___ Data to examine
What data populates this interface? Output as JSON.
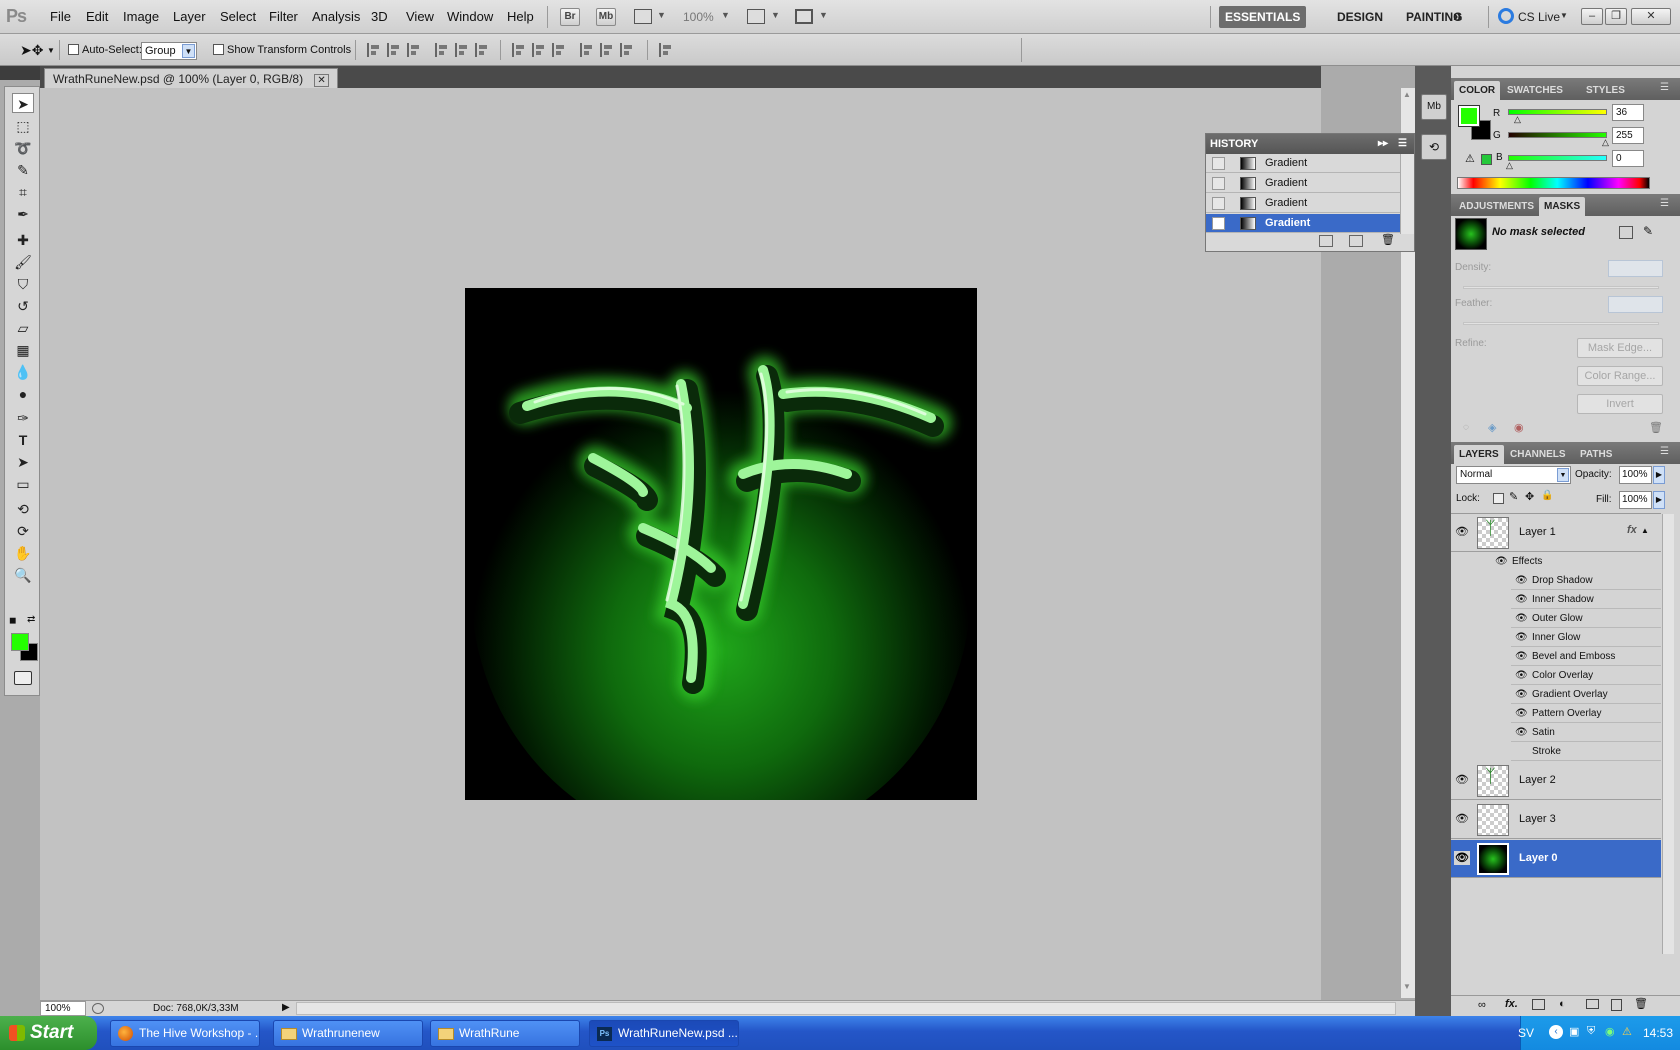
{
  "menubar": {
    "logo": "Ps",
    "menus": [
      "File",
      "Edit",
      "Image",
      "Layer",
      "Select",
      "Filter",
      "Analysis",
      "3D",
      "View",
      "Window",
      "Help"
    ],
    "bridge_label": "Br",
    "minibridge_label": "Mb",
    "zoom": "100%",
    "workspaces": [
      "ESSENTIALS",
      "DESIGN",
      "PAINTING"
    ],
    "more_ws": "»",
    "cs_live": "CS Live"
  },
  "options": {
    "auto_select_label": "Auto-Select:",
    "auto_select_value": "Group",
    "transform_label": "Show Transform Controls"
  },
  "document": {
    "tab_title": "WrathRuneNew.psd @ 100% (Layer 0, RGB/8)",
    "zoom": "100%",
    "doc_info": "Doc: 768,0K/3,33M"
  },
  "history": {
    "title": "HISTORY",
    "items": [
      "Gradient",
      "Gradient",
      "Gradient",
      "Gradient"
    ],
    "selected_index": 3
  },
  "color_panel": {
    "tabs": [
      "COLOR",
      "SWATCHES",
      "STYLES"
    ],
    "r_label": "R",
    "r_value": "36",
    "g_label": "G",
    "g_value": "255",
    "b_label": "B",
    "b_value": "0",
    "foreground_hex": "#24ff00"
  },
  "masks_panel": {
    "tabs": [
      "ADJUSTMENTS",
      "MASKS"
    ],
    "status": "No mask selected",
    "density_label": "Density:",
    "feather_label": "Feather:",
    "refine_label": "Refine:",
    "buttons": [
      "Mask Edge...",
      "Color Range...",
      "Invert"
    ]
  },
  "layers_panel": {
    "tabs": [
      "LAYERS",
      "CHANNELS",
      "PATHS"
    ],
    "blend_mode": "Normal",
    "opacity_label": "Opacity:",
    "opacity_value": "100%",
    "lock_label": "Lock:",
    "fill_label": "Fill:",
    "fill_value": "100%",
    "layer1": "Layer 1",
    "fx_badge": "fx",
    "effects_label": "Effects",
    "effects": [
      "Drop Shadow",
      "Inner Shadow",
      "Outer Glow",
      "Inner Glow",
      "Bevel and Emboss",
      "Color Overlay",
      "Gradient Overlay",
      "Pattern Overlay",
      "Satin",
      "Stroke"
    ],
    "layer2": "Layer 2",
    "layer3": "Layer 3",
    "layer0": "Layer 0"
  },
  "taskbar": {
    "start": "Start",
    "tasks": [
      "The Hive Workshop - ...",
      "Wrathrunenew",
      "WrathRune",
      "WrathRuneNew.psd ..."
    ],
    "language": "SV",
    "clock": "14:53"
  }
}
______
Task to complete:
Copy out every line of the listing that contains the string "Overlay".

Solution:
      "Color Overlay",
      "Gradient Overlay",
      "Pattern Overlay",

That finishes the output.